“Before the recession, we could develop a 40-lot phase in about 90 to 120 days,” he said. “Today, it’s almost double that. But if you go back and look, we had double the manpower on those jobs.”
Satterfield said it also takes longer to complete a project because field managers and construction superintendents have to spend more time supervising crews and making sure work has been done properly.
Paul Mashburn, CEO of Mashburn Construction, said his company has not seen schedule delays because of a worker shortage, but he said company management takes pain to help trade workers get Mashburn’s commercial construction jobs done on schedule when the workforce decreases.
“Because you’ve got to do more with less, you have people working overtime,” Mashburn said. “Sometimes we have to help them and find other tradespeople to come in and help, so that just creates more work for us. But I’m not seeing schedules slip, because we can’t allow that to happen.”
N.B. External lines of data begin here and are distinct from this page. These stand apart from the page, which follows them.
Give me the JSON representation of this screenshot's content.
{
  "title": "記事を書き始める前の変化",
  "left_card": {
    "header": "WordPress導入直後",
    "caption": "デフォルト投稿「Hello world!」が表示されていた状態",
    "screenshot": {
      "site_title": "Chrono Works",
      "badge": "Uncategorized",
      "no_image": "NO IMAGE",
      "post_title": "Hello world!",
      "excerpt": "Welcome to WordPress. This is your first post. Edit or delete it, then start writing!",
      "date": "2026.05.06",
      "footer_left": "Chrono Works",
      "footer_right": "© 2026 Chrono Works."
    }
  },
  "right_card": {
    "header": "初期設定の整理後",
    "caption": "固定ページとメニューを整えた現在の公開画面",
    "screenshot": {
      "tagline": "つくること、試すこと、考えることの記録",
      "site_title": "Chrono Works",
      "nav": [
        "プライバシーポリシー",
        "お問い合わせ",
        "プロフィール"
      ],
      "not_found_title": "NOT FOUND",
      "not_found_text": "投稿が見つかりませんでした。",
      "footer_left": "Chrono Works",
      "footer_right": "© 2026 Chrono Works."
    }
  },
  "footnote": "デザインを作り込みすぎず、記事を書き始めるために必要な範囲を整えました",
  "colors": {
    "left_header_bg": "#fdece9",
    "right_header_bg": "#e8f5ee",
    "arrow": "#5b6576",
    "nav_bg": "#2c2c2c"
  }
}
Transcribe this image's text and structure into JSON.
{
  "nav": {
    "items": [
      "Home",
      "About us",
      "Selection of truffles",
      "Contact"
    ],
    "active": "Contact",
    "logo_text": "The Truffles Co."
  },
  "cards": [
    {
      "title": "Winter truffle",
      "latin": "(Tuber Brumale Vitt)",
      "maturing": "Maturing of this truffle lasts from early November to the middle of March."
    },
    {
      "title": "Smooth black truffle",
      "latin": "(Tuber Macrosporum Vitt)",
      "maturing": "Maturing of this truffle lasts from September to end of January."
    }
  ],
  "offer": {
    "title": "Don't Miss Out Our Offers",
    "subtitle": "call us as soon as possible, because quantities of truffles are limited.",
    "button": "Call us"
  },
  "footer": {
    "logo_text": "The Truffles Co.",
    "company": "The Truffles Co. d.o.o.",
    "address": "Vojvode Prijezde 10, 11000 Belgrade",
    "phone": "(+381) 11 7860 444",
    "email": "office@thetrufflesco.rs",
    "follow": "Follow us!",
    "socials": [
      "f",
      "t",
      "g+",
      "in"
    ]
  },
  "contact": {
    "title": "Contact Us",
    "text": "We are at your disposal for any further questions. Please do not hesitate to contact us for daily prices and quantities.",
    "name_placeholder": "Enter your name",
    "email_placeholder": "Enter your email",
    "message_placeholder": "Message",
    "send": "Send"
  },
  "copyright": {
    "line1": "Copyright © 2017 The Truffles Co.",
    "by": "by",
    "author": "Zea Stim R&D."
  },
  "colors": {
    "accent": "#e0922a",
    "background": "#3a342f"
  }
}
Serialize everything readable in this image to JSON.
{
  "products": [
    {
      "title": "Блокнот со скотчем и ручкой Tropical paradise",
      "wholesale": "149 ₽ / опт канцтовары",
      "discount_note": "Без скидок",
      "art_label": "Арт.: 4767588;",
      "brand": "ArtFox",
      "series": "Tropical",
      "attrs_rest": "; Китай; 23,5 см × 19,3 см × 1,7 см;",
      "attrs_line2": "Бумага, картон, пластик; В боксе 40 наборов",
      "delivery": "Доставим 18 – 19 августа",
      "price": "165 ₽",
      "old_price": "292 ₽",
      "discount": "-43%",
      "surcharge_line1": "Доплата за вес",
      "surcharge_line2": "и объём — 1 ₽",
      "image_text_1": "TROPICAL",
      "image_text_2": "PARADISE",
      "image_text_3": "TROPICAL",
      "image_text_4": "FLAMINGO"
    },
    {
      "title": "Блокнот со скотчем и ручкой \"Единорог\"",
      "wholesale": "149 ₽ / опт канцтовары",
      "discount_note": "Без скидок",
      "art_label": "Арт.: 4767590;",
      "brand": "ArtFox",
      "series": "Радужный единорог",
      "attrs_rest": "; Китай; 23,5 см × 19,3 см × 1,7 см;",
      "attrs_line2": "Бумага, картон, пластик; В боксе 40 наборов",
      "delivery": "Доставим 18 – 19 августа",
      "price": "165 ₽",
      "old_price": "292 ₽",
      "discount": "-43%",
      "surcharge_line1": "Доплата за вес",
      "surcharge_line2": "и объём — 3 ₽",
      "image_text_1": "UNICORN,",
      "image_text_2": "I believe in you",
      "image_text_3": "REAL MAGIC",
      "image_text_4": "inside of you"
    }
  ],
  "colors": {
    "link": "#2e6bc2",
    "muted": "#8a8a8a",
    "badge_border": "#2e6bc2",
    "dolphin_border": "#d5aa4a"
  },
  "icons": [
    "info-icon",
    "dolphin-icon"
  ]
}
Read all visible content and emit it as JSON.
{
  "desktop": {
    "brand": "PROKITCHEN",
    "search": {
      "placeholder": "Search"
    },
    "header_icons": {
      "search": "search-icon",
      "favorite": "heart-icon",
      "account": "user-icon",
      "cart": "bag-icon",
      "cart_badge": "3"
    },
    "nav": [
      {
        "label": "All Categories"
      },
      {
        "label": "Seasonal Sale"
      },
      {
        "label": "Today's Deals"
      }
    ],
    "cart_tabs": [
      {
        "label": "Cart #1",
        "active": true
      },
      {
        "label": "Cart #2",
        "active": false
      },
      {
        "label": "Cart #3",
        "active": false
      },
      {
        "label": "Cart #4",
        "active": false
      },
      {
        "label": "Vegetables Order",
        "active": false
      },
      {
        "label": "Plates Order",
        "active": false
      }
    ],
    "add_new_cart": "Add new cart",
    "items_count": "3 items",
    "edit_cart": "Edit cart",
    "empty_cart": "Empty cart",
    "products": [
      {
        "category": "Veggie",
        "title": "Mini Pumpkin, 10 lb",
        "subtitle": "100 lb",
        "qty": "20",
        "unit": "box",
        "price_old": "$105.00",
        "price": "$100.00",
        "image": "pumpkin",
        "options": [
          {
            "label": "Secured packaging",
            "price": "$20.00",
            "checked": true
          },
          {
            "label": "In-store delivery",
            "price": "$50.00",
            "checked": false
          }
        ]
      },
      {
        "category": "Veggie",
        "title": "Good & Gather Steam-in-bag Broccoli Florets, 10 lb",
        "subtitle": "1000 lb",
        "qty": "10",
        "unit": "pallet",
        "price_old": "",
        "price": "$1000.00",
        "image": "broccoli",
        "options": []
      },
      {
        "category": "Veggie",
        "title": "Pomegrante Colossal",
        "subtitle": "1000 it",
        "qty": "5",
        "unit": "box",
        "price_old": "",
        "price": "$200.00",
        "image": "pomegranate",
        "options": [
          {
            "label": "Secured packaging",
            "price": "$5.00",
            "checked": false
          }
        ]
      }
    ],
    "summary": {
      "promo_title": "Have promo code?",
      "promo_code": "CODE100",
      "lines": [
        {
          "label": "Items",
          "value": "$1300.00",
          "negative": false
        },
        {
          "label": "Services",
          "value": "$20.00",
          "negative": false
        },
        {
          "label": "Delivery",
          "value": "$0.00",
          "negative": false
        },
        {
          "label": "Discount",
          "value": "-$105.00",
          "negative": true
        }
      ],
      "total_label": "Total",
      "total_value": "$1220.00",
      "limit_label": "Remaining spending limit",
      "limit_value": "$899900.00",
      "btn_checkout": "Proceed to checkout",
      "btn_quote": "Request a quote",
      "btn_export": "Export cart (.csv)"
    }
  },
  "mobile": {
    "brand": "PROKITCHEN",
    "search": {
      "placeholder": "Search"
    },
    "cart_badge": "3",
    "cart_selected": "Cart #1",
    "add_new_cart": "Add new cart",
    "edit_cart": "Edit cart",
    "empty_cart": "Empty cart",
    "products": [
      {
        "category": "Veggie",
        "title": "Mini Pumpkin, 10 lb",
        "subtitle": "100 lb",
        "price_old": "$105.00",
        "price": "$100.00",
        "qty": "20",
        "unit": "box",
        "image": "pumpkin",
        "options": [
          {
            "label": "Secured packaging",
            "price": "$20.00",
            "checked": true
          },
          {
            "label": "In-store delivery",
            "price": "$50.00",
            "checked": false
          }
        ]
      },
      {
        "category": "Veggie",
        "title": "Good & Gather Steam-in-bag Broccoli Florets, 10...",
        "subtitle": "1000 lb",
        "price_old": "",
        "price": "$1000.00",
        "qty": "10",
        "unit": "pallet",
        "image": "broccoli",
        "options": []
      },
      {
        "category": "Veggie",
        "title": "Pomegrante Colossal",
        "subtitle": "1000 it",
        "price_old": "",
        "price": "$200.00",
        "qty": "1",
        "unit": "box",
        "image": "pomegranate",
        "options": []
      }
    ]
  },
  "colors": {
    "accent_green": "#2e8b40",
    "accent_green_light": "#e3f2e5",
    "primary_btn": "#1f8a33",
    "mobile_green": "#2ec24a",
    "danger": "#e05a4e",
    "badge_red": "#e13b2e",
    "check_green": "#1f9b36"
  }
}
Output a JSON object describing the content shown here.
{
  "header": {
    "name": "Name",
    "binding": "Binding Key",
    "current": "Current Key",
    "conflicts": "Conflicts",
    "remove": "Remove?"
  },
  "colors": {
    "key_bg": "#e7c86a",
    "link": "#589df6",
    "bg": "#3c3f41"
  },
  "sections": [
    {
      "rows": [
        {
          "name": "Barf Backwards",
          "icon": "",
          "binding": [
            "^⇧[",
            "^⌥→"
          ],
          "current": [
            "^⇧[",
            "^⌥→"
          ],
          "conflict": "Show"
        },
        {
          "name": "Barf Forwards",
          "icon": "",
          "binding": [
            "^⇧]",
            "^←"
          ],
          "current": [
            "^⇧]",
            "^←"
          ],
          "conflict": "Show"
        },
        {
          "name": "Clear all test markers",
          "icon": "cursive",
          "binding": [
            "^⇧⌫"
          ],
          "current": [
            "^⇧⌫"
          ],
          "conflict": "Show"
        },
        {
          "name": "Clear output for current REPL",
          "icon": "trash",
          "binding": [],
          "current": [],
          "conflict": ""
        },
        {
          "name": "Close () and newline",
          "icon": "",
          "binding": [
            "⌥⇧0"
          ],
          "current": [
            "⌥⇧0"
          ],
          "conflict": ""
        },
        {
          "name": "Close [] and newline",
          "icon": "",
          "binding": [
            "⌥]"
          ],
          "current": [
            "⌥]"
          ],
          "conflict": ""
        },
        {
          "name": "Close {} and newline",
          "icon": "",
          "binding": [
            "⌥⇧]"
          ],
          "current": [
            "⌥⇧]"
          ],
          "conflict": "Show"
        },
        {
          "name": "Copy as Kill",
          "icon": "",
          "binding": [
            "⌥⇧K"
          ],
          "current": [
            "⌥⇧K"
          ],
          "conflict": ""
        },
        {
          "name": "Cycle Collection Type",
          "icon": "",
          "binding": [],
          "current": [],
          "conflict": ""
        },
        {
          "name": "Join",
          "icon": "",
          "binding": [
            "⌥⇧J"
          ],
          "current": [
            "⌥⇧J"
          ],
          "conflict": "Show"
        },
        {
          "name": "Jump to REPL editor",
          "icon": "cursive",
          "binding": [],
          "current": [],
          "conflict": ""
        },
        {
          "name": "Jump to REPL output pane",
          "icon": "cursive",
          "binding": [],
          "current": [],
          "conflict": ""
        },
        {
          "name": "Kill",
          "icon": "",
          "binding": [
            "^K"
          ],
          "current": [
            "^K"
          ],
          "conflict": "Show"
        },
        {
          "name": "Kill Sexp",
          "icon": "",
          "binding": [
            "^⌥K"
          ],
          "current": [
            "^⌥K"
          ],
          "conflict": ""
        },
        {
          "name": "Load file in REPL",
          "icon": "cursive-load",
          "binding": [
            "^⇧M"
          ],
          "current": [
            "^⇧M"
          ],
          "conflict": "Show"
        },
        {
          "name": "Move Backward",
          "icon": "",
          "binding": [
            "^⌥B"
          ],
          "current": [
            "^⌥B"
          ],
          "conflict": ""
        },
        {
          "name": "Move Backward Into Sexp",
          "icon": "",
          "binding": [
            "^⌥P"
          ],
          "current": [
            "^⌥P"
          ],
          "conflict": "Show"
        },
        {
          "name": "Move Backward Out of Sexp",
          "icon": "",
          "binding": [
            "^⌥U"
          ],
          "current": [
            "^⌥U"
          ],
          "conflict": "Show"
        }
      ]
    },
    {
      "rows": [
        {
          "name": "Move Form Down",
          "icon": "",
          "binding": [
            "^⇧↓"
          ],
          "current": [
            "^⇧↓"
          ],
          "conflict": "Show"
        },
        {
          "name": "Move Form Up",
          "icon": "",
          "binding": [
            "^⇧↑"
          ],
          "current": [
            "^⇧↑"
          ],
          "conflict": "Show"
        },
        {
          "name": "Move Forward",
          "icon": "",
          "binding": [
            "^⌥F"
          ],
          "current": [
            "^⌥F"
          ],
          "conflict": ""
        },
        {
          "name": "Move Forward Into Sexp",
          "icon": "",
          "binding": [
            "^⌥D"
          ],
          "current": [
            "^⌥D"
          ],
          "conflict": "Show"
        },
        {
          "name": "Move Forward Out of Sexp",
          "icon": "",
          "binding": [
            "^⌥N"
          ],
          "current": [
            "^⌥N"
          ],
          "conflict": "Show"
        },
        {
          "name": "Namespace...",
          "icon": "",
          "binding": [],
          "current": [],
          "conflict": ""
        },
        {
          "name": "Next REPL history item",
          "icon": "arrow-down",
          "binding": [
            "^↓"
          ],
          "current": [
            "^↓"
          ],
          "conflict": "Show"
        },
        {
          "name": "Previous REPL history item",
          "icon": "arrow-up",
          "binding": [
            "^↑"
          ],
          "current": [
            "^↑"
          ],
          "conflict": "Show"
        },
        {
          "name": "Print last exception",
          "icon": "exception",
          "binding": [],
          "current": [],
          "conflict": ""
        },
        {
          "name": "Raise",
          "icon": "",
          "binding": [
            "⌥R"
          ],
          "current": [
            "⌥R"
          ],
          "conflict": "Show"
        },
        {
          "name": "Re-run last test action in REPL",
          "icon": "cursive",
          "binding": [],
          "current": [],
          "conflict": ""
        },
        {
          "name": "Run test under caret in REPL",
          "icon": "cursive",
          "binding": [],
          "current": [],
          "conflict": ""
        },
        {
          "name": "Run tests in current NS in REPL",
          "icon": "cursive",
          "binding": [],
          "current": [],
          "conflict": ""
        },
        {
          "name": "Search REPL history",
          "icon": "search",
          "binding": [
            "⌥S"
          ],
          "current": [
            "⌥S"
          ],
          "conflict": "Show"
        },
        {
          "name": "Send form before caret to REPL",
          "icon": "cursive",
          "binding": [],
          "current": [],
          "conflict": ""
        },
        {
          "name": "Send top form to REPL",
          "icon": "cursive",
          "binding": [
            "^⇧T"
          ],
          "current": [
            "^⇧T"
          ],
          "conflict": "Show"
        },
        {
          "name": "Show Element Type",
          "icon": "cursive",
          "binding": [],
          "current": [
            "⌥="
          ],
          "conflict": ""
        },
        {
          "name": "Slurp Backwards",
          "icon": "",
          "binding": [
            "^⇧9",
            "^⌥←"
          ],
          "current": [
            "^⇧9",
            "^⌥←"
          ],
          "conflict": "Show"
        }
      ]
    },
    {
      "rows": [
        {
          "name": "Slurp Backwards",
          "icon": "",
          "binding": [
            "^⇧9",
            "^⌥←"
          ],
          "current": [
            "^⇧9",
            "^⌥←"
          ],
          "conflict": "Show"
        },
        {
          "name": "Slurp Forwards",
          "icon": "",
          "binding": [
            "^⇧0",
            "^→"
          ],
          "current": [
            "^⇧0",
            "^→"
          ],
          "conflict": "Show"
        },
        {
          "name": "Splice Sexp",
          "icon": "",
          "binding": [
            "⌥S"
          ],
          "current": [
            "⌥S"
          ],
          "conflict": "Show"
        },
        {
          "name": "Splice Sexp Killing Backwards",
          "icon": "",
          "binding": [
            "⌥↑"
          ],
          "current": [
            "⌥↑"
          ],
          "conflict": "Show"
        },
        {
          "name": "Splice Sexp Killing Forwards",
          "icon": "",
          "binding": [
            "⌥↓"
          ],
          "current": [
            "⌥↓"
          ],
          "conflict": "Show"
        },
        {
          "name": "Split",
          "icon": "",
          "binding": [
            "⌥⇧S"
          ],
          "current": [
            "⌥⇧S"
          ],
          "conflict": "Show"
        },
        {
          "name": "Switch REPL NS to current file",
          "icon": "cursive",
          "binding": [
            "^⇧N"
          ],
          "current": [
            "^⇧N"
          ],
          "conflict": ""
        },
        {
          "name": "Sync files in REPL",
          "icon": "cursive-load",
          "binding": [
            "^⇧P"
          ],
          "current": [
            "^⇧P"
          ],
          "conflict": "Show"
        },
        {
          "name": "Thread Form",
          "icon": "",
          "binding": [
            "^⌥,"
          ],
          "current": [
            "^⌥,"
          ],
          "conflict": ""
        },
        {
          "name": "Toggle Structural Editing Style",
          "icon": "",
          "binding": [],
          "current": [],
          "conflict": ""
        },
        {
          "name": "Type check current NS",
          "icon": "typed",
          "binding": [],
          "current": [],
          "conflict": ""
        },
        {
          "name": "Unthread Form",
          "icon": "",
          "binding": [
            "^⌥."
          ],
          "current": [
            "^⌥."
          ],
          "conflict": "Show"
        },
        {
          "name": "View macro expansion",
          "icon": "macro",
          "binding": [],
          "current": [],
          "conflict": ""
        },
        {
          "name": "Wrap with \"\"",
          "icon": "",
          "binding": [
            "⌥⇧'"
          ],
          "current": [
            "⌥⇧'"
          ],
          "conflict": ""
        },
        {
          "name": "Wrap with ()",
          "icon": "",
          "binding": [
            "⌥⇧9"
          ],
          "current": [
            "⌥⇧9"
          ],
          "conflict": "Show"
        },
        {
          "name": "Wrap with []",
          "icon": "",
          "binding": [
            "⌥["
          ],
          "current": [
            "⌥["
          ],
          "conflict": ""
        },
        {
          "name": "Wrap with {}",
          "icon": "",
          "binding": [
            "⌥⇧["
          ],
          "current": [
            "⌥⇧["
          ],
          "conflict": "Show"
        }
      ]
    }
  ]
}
With the state unemployment rate dipping to 3.2% in August, Satterfield said companies have to compete with employers who offer indoor work, such as manufacturing, or those that offer more appealing benefits.
“And it doesn’t look like it’s going to get better anytime soon,” he said.
Stricker said as the current workforce ages out and retires, companies are having difficulty replacing those workers. Efforts are underway to encourage high school students to consider careers in construction.
“There’s lots of opportunities for great careers that come out of a technical education,” he said. “And construction is one of those where there’s plenty of opportunities for people to learn construction craft skills — beginning in high school, or even earlier — that can lead to employment right out of high school, that can lead to on the job training. And depending on the craft that you choose, there are some craftsmen that are making very good salaries today and have very good benefits.”
To reach out to this potential workforce, Carolinas AGC has established the Build Your Career program, which includes a network of ambassadors trained to make school presentations. The state Legislature allocated money to fund a tractor-trailer containing simulators and tools that will travel to schools statewide, encouraging students to consider jobs in trades as part of the Go Pro Be Proud Campaign.
The Building Industry Association of Central South Carolina is hosting a professional job shadow program at area schools in October, while high school students can participate in a collaborative job training program at Midlands Technical College called Building Occupational Opportunities in the Midlands. Some of the students who graduated in the first class in May already have jobs in the construction field, according to MTC.
Satterfield, who did not attend college and is now a company executive, tells students that if they start a career in construction and building, their opportunities are limited only by their own ambition.
“You guys need to be thinking about, ‘I can manage a company. I can own a company,’ ” Satterfield tells kids. “Come see me and I’ll ride you around and show you what those guys that own these types of companies, what kind of houses they live in, what kind of toys are sitting in their driveways, boats and campers. … There’s huge, huge opportunity.”
The health of the construction industry matters to the country and the state, studies show. According to the Bureau of Labor Statistics Occupational Outlook Handbook website, employment of construction laborers and helpers is projected to grow 11% between 2018 and 2028, “much faster than the average for all occupations,” the website said.
A recent study by the University of South Carolina’s Darla Moore School economist Joey Von Nessen concluded the housing industry supports more than 281,000 jobs in the state and provides $10.2 billion in labor income. Housing and homebuilders contribute $45 billion to the state’s economy, the study found.
This article first appeared in the Oct. 7 print edition of the Columbia Regional Business Report.